Copy the listing below in full, exactly as given.
:::::
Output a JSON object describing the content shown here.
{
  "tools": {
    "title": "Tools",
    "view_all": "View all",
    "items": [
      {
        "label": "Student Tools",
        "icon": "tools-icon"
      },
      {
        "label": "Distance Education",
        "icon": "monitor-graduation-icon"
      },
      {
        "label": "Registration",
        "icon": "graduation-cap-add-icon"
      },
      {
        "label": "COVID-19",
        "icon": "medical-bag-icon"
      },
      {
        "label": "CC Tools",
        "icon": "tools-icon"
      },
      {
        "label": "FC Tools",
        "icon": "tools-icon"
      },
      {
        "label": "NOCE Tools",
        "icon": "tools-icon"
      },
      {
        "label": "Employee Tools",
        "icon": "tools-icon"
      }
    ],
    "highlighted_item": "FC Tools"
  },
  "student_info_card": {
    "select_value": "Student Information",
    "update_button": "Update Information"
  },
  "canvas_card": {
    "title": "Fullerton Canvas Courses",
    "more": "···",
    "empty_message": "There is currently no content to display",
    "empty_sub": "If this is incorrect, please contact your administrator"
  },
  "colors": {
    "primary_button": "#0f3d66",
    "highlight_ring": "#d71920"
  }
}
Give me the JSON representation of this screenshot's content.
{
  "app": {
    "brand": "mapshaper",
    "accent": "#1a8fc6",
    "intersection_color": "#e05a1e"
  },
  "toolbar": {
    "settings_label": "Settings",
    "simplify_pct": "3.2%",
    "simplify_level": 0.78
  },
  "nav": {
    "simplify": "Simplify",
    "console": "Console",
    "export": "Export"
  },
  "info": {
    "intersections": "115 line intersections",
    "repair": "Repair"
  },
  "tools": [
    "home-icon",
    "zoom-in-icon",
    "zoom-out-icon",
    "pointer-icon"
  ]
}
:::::
→ Result
Output a JSON object describing the content shown here.
{
  "tools": {
    "title": "Tools",
    "view_all": "View all",
    "items": [
      {
        "label": "Student Tools",
        "icon": "tools-icon"
      },
      {
        "label": "Distance Education",
        "icon": "monitor-graduation-icon"
      },
      {
        "label": "Registration",
        "icon": "graduation-cap-add-icon"
      },
      {
        "label": "COVID-19",
        "icon": "medical-bag-icon"
      },
      {
        "label": "CC Tools",
        "icon": "tools-icon"
      },
      {
        "label": "FC Tools",
        "icon": "tools-icon"
      },
      {
        "label": "NOCE Tools",
        "icon": "tools-icon"
      },
      {
        "label": "Employee Tools",
        "icon": "tools-icon"
      }
    ],
    "highlighted_item": "FC Tools"
  },
  "student_info_card": {
    "select_value": "Student Information",
    "update_button": "Update Information"
  },
  "canvas_card": {
    "title": "Fullerton Canvas Courses",
    "more": "···",
    "empty_message": "There is currently no content to display",
    "empty_sub": "If this is incorrect, please contact your administrator"
  },
  "colors": {
    "primary_button": "#0f3d66",
    "highlight_ring": "#d71920"
  }
}
Give me the JSON representation of this screenshot's content.
{
  "app": {
    "brand": "mapshaper",
    "accent": "#1a8fc6",
    "intersection_color": "#e05a1e"
  },
  "toolbar": {
    "settings_label": "Settings",
    "simplify_pct": "3.2%",
    "simplify_level": 0.78
  },
  "nav": {
    "simplify": "Simplify",
    "console": "Console",
    "export": "Export"
  },
  "info": {
    "intersections": "115 line intersections",
    "repair": "Repair"
  },
  "tools": [
    "home-icon",
    "zoom-in-icon",
    "zoom-out-icon",
    "pointer-icon"
  ]
}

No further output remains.